<<<<
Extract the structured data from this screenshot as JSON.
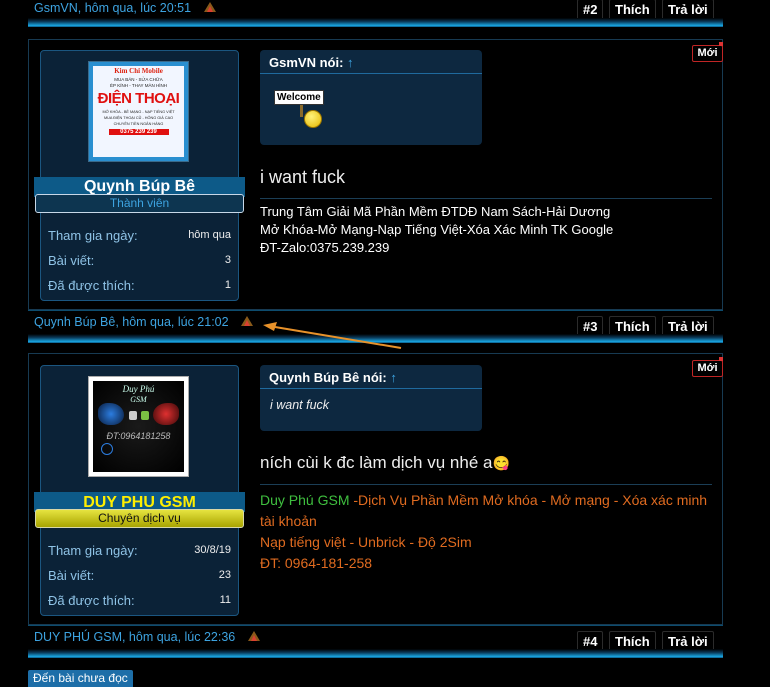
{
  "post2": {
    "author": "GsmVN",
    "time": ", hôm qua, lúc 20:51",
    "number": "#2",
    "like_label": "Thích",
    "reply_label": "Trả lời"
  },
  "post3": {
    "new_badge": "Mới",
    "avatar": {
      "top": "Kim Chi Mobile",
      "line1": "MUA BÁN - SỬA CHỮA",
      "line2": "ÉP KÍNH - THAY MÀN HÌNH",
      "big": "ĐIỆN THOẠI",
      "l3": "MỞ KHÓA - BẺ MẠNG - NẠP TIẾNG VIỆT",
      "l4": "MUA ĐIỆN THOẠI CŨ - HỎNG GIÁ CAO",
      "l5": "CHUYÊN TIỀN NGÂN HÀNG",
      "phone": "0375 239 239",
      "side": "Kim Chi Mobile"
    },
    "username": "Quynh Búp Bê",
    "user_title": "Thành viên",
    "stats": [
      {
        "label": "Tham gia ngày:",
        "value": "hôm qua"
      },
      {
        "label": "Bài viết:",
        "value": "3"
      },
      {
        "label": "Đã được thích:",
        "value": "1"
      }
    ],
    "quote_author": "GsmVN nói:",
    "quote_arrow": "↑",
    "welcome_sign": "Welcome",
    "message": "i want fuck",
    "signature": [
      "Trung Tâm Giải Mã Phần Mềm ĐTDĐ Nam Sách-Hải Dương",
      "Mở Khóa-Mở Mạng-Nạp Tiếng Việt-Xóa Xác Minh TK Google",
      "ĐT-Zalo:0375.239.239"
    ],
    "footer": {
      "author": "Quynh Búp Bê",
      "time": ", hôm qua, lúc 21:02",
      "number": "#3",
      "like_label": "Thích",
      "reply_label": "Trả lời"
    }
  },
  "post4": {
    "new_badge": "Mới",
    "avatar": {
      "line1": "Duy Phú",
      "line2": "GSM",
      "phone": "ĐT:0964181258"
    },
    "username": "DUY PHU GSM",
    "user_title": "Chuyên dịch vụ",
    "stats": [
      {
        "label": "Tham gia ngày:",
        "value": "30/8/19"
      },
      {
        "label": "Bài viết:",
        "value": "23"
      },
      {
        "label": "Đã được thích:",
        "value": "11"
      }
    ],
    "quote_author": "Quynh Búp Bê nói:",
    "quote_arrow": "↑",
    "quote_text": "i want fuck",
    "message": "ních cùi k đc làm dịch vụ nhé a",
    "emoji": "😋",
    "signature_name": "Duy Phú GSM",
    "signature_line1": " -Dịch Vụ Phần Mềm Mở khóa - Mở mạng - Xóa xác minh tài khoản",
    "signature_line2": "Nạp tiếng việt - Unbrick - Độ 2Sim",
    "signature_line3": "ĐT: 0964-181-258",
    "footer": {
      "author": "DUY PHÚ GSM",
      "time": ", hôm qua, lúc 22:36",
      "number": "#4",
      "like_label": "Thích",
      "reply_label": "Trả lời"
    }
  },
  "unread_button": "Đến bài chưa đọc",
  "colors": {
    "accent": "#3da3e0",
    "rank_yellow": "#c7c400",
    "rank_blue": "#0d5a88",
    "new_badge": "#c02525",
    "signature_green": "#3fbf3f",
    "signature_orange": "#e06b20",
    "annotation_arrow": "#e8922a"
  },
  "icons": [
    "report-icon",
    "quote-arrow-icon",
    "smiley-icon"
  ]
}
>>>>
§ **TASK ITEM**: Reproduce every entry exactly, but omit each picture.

§ **YOUR RESPONSE**:
Extract the structured data from this screenshot as JSON.
{
  "post2": {
    "author": "GsmVN",
    "time": ", hôm qua, lúc 20:51",
    "number": "#2",
    "like_label": "Thích",
    "reply_label": "Trả lời"
  },
  "post3": {
    "new_badge": "Mới",
    "avatar": {
      "top": "Kim Chi Mobile",
      "line1": "MUA BÁN - SỬA CHỮA",
      "line2": "ÉP KÍNH - THAY MÀN HÌNH",
      "big": "ĐIỆN THOẠI",
      "l3": "MỞ KHÓA - BẺ MẠNG - NẠP TIẾNG VIỆT",
      "l4": "MUA ĐIỆN THOẠI CŨ - HỎNG GIÁ CAO",
      "l5": "CHUYÊN TIỀN NGÂN HÀNG",
      "phone": "0375 239 239",
      "side": "Kim Chi Mobile"
    },
    "username": "Quynh Búp Bê",
    "user_title": "Thành viên",
    "stats": [
      {
        "label": "Tham gia ngày:",
        "value": "hôm qua"
      },
      {
        "label": "Bài viết:",
        "value": "3"
      },
      {
        "label": "Đã được thích:",
        "value": "1"
      }
    ],
    "quote_author": "GsmVN nói:",
    "quote_arrow": "↑",
    "welcome_sign": "Welcome",
    "message": "i want fuck",
    "signature": [
      "Trung Tâm Giải Mã Phần Mềm ĐTDĐ Nam Sách-Hải Dương",
      "Mở Khóa-Mở Mạng-Nạp Tiếng Việt-Xóa Xác Minh TK Google",
      "ĐT-Zalo:0375.239.239"
    ],
    "footer": {
      "author": "Quynh Búp Bê",
      "time": ", hôm qua, lúc 21:02",
      "number": "#3",
      "like_label": "Thích",
      "reply_label": "Trả lời"
    }
  },
  "post4": {
    "new_badge": "Mới",
    "avatar": {
      "line1": "Duy Phú",
      "line2": "GSM",
      "phone": "ĐT:0964181258"
    },
    "username": "DUY PHU GSM",
    "user_title": "Chuyên dịch vụ",
    "stats": [
      {
        "label": "Tham gia ngày:",
        "value": "30/8/19"
      },
      {
        "label": "Bài viết:",
        "value": "23"
      },
      {
        "label": "Đã được thích:",
        "value": "11"
      }
    ],
    "quote_author": "Quynh Búp Bê nói:",
    "quote_arrow": "↑",
    "quote_text": "i want fuck",
    "message": "ních cùi k đc làm dịch vụ nhé a",
    "emoji": "😋",
    "signature_name": "Duy Phú GSM",
    "signature_line1": " -Dịch Vụ Phần Mềm Mở khóa - Mở mạng - Xóa xác minh tài khoản",
    "signature_line2": "Nạp tiếng việt - Unbrick - Độ 2Sim",
    "signature_line3": "ĐT: 0964-181-258",
    "footer": {
      "author": "DUY PHÚ GSM",
      "time": ", hôm qua, lúc 22:36",
      "number": "#4",
      "like_label": "Thích",
      "reply_label": "Trả lời"
    }
  },
  "unread_button": "Đến bài chưa đọc",
  "colors": {
    "accent": "#3da3e0",
    "rank_yellow": "#c7c400",
    "rank_blue": "#0d5a88",
    "new_badge": "#c02525",
    "signature_green": "#3fbf3f",
    "signature_orange": "#e06b20",
    "annotation_arrow": "#e8922a"
  },
  "icons": [
    "report-icon",
    "quote-arrow-icon",
    "smiley-icon"
  ]
}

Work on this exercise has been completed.